My teenager said, “Stravinsky is too chaotic for me.” Chaotic? Compared to what? Your room? Your driving habits? The garbled tripe on that awful radio station you listen to? “Well,” he replied thoughtfully, “you may have noticed that station plays a lot of bad music.”

 

His riposte mirrored something Stravinsky once said about Wagner. I sighed and set out alone but found Atwood Hall 85 percent to 90 percent full, the same as at most recent symphony concerts. The 97 musicians onstage for “The Rite” rivaled or exceeded the biggest group of instrumentalists yet fielded for an Anchorage Symphony concert. (Some 30 players were added for the event.) Yet Fleischer handled the horde adroitly, with the densely knotted voices clearly delineated and tidy, almost Haydnesque, nuances that almost overcame the work’s Achilles’ heel – a monotony that can emerge from persistent rhythm unalleviated by memorable melody.

 

“The Rite” invariably sounds better live than on disc, largely because it is an orchestration tour de force with decibel levels that approach those at rock concerts and airports. Perhaps the promise of those decibels brought in a different crowd, young people displaying, um, Gothic sensibilities. They led the long, loud standing ovation punctuated by whoops and whistles – but season ticket holders concurred. The players had worked their fingers off to master this singularly difficult score and well deserved the hearty show of appreciation.

 

The squabbles of the 1913 – which rumbled through most of the last century – were between those who find “The Rite” a musical masterpiece and those who dismiss it as music, period.
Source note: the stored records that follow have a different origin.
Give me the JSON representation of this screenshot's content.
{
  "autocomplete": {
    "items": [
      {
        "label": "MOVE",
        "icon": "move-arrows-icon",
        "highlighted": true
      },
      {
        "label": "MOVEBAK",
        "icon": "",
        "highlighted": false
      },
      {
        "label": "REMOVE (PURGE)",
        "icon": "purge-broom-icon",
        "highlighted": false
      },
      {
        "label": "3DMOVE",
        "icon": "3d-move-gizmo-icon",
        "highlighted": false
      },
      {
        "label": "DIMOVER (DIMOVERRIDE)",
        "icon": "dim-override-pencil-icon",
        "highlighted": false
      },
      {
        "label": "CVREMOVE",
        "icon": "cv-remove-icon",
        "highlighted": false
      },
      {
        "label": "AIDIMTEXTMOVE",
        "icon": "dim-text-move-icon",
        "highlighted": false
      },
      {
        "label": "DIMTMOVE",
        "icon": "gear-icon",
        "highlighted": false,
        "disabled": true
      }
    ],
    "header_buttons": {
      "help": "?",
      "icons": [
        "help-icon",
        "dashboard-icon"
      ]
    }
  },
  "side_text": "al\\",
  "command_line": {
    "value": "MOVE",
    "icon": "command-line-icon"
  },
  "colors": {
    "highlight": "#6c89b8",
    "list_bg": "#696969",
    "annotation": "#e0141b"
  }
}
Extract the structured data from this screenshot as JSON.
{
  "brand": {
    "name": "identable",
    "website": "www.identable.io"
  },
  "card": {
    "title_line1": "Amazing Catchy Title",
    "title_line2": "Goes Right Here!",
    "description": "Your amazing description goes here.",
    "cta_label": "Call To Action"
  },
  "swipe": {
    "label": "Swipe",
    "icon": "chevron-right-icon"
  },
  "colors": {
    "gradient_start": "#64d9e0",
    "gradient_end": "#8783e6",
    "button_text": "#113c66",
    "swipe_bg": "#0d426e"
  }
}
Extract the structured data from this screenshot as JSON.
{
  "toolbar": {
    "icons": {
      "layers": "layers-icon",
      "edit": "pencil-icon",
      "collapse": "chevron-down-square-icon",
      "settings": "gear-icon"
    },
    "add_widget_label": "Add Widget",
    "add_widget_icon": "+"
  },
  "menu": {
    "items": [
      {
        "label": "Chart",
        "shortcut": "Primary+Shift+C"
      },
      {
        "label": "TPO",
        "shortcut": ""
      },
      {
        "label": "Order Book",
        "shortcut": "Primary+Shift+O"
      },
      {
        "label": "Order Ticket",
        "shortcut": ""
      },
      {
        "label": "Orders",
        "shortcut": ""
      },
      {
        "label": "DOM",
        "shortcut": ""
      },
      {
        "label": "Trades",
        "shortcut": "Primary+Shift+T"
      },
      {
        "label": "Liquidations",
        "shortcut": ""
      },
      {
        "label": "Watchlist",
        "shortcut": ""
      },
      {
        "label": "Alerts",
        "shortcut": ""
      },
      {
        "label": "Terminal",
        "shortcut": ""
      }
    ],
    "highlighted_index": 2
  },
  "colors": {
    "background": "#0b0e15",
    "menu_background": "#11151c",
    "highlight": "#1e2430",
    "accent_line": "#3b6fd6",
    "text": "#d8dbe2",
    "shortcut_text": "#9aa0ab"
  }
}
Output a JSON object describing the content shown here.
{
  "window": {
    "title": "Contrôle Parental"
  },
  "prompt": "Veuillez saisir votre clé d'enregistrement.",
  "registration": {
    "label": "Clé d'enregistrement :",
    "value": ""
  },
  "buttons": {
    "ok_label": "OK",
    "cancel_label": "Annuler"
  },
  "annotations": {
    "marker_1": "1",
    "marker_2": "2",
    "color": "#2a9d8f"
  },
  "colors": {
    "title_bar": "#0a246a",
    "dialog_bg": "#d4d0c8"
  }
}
I don’t quite agree with either opinion but can confidently report that on Saturday night, the Alaska audience heard a very good, very memorable, rip-snorting performance of the piece.